When finished, choose Next. The Data dialog box then appears. Choose Correlations in the Statistics from drop-down menu and make sure LISREL System Data is chosen under File type.
Click OK. Next, create the path diagram by dragging the names of each of the observed and latent variables to the drawing space. As in the previous examples, add single-headed arrows pointing from the latent variables to the observed variables and a double-headed arrow between ECONOMIC and MORALS. Finally, set the scale of the latent variables by constraining the path from ECONOMIC to PRIVTOWN and from MORALS to HOMOSEX to one.
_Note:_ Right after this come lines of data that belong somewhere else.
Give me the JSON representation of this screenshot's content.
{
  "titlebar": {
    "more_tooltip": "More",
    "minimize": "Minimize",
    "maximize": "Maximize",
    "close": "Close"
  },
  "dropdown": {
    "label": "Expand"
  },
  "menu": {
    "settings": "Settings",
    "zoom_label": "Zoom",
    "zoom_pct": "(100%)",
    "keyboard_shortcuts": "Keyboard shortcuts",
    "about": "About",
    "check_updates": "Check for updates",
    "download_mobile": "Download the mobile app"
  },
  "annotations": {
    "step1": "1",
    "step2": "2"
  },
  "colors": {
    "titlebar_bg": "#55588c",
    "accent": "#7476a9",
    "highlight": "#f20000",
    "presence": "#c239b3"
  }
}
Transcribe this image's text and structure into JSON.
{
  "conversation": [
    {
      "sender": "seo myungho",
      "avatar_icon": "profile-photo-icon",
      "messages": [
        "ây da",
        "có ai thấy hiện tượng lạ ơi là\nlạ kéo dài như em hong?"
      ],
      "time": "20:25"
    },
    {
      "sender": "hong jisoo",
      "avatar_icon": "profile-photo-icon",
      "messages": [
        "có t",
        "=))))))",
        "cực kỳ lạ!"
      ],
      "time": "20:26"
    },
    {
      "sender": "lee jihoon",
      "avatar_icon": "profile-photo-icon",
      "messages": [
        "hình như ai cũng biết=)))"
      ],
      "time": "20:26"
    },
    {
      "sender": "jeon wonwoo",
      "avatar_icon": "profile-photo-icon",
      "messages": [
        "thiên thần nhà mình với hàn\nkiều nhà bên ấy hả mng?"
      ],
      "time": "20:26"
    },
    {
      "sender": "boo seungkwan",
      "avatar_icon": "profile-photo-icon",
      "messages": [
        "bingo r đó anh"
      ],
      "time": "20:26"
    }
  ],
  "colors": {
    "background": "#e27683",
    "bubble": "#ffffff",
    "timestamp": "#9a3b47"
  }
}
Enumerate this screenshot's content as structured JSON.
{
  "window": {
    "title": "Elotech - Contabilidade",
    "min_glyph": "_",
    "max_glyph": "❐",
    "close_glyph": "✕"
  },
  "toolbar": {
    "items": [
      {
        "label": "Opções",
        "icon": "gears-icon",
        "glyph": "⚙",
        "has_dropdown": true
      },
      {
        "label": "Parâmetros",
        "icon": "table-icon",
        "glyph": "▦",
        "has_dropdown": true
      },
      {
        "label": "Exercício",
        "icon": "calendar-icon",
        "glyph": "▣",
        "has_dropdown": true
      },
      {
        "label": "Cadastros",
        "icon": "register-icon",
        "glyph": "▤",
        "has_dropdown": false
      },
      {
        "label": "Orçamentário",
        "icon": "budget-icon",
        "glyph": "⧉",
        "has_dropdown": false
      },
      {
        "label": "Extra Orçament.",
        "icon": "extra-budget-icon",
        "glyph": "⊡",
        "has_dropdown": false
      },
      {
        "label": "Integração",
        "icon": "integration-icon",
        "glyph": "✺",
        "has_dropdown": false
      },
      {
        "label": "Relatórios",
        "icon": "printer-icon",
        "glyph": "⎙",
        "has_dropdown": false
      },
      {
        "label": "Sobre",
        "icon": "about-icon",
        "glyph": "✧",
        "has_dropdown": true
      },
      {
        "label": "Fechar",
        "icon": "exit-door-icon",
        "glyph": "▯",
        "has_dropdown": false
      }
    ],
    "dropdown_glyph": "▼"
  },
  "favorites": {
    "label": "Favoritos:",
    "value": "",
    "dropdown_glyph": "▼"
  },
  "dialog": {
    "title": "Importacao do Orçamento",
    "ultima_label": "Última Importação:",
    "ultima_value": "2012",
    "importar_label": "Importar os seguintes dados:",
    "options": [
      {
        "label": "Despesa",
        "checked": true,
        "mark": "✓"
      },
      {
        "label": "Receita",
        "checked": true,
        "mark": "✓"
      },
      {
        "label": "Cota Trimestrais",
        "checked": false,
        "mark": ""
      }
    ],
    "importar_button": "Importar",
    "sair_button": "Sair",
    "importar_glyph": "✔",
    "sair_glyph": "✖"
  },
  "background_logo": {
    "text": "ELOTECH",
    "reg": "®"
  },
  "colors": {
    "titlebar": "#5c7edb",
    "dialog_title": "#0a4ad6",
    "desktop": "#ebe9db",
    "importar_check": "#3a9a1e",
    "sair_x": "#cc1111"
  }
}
This is done by double-clicking the weight, changing it to 1.00, right-clicking, and choosing Fix. When finished the path diagram should look like the following.
To request the weighted least squares estimator, go to Output → SIMPLIS Outputs. Choose Diagonally Weighted Least Squares.
Click OK. To create the SIMPLIS syntax based on the path diagram, go to Setup → Build SIMPLIS syntax. The SIMPLIS syntax editor will open displaying the commands needed for estimation.
Click the Run LISREL
. The unstandardized solution appears in the path diagram along with χ2
and RMSEA statistics to assess model fit. To view the standardized estimates, choose Standardized Solution
from the Estimates
Additional information can be read from the text output file values_ord.out automatically saved in the working directory.
Under the Measurement Equations heading appear the unstandardized estimates, standard errors, t-values, and R2 statistics. Statistical significance can be assessed by looking at the size of the standard errors (in parentheses) relative to the unstandardized parameter estimates. When the latter are twice as large as the former the estimates can be considered significant at the .05 level. For this example all of the unconstrained path coefficients are significant. In addition, the (Satorra-Bentler Scaled) χ2 statistic of 6.23 (df=7) has a corresponding p-value of .51. This is not large enough to reject the null of a good fit. The RMSEA is 0.00, indicating a very good model fit.
The GOVTRESP variable has a relatively weak standardized loading on both ECONOMIC (.25) and MORALS (.20). The remaining variables, however, have moderate to strong loadings on the respective common factor. The standardized loading for PRIVTOWN is .65; for COMPETE it is .80; for HOMOSEX it is .69; for ABORTION it is .84; and for EUTHANAS it is .70. The R2 statistics listed in the output file are interpreted as the amount of variance in the observed variables accounted for by the latent variables. Despite receiving a path from both ECONOMIC and MORALS, the GOVTRESP has the smallest R2 (.10). The other observed variables have moderate to high R2 statistics. The multiple correlation coefficient for PRIVTOWN is .42; for COMPETE it is .63; for HOMOSEX it is .48; for ABORTION it is .71; and for EUTHANAS it is .50. Finally, the correlation between the two factors is -.03. Comparing the covariance estimate to its standard error in the output, this is not significant.